Geriatric care managers interface with family members and professionals in a variety of areas, such as legal services, health care, counseling and housing. Depending on their training, GCMs may provide assessments; placement; education; psychotherapy; counseling; advocacy; information and referral; crisis intervention; care management; entitlements; home care; insurance; and direction on guardianship or conservatorship.
The National Association of Professional Geriatric Care Managers evolved out of an earlier organization that was established in 1984. This organization boasts a membership of 1,100 professionals throughout the United States who work in a variety of aging-related settings. Approximately 20% of the membership carry liability insurance as geriatric care managers, but most carry liability insurance through their respective professional organizations. In addition, members must comply with relevant state and professional licensing and certification requirements as part of the GCM membership requirement.
During the course of treatment, patients frequently ask questions about aging issues that we are unable to answer. It is the forte of geriatric care managers to answer questions involving in-home assessments; care options; arranging for the payment of social security taxes; finding the best living arrangements; community resources; alerting children who live at a distance; estate planning; and other legal and financial issues. By being able to explain options, arrange for services, coordinate care and monitor the changing needs of individual clients, GCMs provide continuity and serve as valuable resources.
Geriatric care management fees are dependent upon the combination of services to be provided and the complexity of the individual situation. In the case of my friend and her parents, a typical scenario might play out as follows: The client contacts the national organization for a listing of GCM members in her area and requests an initial consultation with one (or several). The consultation is followed up by an agreement to perform a needs assessment, after which a meeting is scheduled between the GCM and the client(s) to discuss the findings. After the assessments are done, the GCM presents a range of care plan options, including a description of services that can be performed by the GCM.
A service agreement is made, and a service agreement contract is provided. The GCM should furnish clients with a description of necessary services that help to clarify the issues involved in the elder's care management. The service agreement contract should describe the specific services to be provided and fees that will be charged. Flat fees may be charged for certain GCM services such as reference checks and interviews of attendants. It all depends on what the client selects and wishes the GCM to do.
If you are interested in learning more about these professionals and what they can do for your patients, you can write or call:
National Association of Professional Geriatric Care Managers 1604 North Country Club Road Tucson, Arizona 85716 Tel: (520) 881-8008 Fax: (520) 325-7925
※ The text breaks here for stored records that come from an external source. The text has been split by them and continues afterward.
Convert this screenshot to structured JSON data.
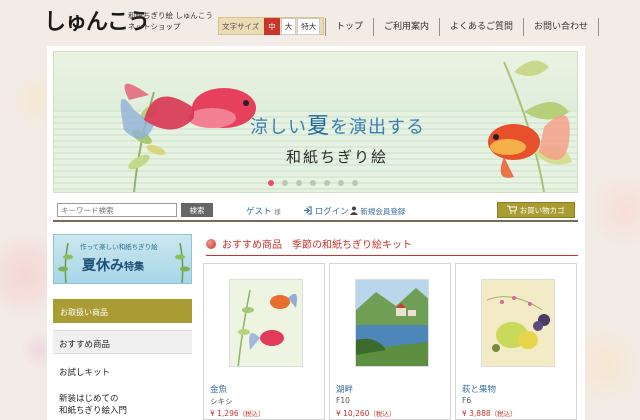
{
  "header": {
    "logo": "しゅんこう",
    "tagline_1": "和紙ちぎり絵 しゅんこう",
    "tagline_2": "ネットショップ",
    "fontsize_label": "文字サイズ",
    "fontsize_options": [
      "中",
      "大",
      "特大"
    ],
    "nav": [
      "トップ",
      "ご利用案内",
      "よくあるご質問",
      "お問い合わせ"
    ]
  },
  "banner": {
    "title_1": "涼しい",
    "title_big": "夏",
    "title_2": "を演出する",
    "subtitle": "和紙ちぎり絵",
    "slide_count": 7,
    "active_slide": 1
  },
  "searchbar": {
    "placeholder": "キーワード検索",
    "search_label": "検索",
    "guest": "ゲスト",
    "guest_suffix": "様",
    "login": "ログイン",
    "register": "新規会員登録",
    "cart": "お買い物カゴ"
  },
  "sidebar": {
    "summer_small": "作って楽しい和紙ちぎり絵",
    "summer_big": "夏休み",
    "summer_suffix": "特集",
    "heading": "お取扱い商品",
    "items": [
      "おすすめ商品",
      "お試しキット",
      "新装はじめての",
      "和紙ちぎり絵入門"
    ]
  },
  "recommended": {
    "title": "おすすめ商品　季節の和紙ちぎり絵キット",
    "products": [
      {
        "name": "金魚",
        "sub": "シキシ",
        "price": "¥ 1,296",
        "tax": "（税込）"
      },
      {
        "name": "湖畔",
        "sub": "F10",
        "price": "¥ 10,260",
        "tax": "（税込）"
      },
      {
        "name": "萩と果物",
        "sub": "F6",
        "price": "¥ 3,888",
        "tax": "（税込）"
      }
    ]
  },
  "colors": {
    "accent": "#c9352a",
    "olive": "#a99c32",
    "link": "#3b6fa8"
  }
}
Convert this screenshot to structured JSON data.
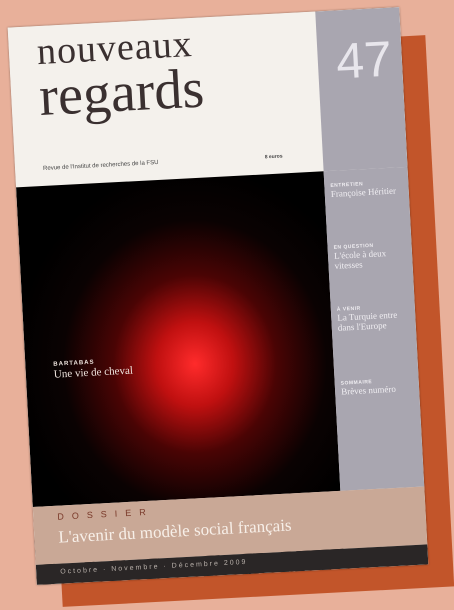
{
  "cover": {
    "title_line1": "nouveaux",
    "title_line2": "regards",
    "issue_number": "47",
    "subtitle": "Revue de l'Institut de recherches de la FSU",
    "price": "8 euros"
  },
  "feature": {
    "kicker": "BARTABAS",
    "caption": "Une vie de cheval"
  },
  "sidebar": {
    "items": [
      {
        "head": "ENTRETIEN",
        "text": "Françoise Héritier"
      },
      {
        "head": "EN QUESTION",
        "text": "L'école à deux vitesses"
      },
      {
        "head": "À VENIR",
        "text": "La Turquie entre dans l'Europe"
      },
      {
        "head": "SOMMAIRE",
        "text": "Brèves numéro"
      }
    ]
  },
  "dossier": {
    "label": "DOSSIER",
    "title": "L'avenir du modèle social français"
  },
  "date_line": "Octobre · Novembre · Décembre 2009",
  "colors": {
    "background": "#e8b09a",
    "shadow": "#c2552a",
    "sidebar": "#a9a6b0",
    "dossier_band": "#c9a896",
    "date_band": "#2a2626"
  }
}
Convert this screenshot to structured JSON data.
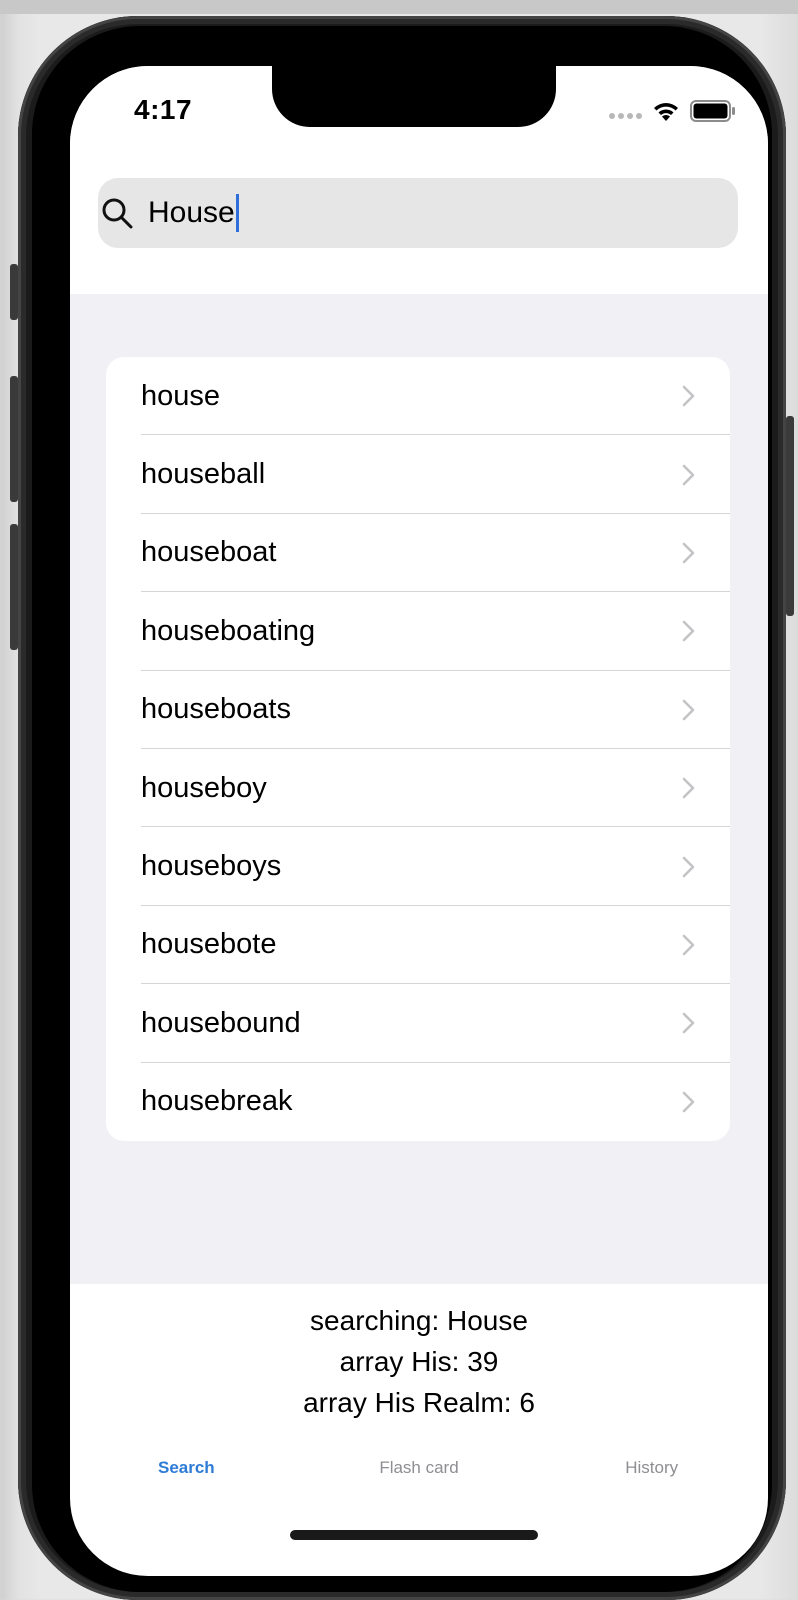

I will be heading back to Hawaii for awhile in the middle of June, so if you have further questions on the subject, you can write to me at 3030 Hibiscus Drive, Honolulu, HI 96815. I'll update you with my new e-mail address when I have one.
Barbara Zapotocky, DC, MA
Click here for previous articles by Barbara Zapotocky-Cook, DC.